Particle concentration increases with increasing wind speed, but in gusty winds these particles may be swept into the upper atmosphere, reducing ground exposure. In the cool, calm evening hours, these particles may resettle toward the ground, increasing exposure. Surprisingly, the brisk rainfall caused by thunderstorms does not reduce the airborne pollen and spore levels, while long periods of rainfall can act to scour these particles and reduce exposure. The aerodynamic characteristics of these particles play an important role in the degree and manner of exposure.
While growth in children may occur in spurts, change in growth velocity or decremental change in percentile should alert the physician to consider reasons for growth reduction with the knowledge that growth in atopic children is generally delayed.

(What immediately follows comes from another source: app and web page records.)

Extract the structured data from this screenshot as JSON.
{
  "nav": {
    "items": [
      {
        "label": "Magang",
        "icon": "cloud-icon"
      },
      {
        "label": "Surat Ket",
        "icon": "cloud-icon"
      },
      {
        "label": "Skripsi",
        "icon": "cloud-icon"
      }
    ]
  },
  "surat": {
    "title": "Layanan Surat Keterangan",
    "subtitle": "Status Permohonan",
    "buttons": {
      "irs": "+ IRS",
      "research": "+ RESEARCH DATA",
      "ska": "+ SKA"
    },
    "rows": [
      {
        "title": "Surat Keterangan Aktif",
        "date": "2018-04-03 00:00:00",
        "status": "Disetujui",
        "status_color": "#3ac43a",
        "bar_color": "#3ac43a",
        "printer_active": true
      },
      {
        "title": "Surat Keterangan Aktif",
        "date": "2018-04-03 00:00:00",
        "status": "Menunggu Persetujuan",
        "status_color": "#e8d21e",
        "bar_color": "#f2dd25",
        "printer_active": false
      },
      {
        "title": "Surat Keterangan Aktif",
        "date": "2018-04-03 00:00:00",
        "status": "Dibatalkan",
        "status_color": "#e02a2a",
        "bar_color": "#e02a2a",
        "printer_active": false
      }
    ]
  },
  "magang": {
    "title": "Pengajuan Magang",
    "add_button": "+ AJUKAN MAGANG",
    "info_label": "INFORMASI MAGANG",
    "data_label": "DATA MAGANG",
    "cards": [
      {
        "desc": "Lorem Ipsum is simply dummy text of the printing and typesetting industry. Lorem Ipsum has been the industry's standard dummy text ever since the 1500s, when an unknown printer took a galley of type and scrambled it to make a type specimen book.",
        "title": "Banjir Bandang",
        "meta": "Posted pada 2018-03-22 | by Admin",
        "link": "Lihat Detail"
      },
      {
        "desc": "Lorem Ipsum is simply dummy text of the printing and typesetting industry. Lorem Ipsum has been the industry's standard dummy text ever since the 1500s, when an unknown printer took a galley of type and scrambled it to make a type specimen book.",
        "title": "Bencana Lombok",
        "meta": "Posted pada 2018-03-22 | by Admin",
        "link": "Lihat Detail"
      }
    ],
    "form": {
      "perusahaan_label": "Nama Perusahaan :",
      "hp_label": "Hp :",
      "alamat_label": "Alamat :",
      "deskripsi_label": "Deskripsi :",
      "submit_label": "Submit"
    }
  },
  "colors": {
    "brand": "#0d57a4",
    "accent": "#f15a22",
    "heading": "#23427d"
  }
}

Clues to allergic propensity are often seen in the patient's face. Discoloration of the infraorbital skin or "allergic shiners" may imply nasal congestion and subsequent lymph stasis. Extension of the mid-face or adenoid facies in children with adenoid hypertrophy, an infraorbital crease or so-called Dennie's line, and a transverse crease along the lower half of the nose are frequent but are not absolute indicators of underlying allergy.

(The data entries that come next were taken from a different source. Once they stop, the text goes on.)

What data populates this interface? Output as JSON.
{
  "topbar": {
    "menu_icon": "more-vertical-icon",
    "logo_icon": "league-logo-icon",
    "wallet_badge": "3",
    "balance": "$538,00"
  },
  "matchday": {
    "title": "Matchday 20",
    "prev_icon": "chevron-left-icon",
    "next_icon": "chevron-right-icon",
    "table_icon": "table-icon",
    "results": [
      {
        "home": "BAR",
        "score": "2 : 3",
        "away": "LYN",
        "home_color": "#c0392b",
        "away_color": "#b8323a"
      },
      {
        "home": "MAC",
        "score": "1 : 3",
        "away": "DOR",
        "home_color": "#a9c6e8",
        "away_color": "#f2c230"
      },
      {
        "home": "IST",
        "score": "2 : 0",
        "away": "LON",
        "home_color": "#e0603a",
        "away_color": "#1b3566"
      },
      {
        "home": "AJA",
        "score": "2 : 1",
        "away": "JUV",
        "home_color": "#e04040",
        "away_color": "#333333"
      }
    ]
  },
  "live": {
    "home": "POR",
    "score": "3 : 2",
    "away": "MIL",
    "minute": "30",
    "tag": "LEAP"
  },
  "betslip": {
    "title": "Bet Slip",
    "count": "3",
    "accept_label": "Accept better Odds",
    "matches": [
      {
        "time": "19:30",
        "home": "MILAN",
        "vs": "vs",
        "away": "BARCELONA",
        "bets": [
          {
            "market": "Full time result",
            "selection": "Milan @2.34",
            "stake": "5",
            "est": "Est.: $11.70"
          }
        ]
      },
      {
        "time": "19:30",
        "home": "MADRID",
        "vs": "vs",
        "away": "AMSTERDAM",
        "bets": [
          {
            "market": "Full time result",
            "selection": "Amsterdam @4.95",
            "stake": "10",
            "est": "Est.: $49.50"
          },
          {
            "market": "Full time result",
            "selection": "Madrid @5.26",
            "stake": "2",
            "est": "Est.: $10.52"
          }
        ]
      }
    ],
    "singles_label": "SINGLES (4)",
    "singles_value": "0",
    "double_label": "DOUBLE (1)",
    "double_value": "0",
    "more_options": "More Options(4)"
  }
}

Extension of the mid-face or adenoid facies in children with adenoid hypertrophy, an infraorbital crease or so-called Dennie's line, and a transverse crease along the lower half of the nose are frequent but are not absolute indicators of underlying allergy. The eye examination is concerned principally with the state of the tarsal (lower lids) or palpebral (upper lids) and bulbar conjunctivae. Degree of injection is noteworthy. In vernal conjunctivitis and giant papillary conjunctivitis, the superior palpebral conjunctivae show papillary hypertrophy or "cobblestoning" and may be accompanied by a stringy, fibrinous secretion.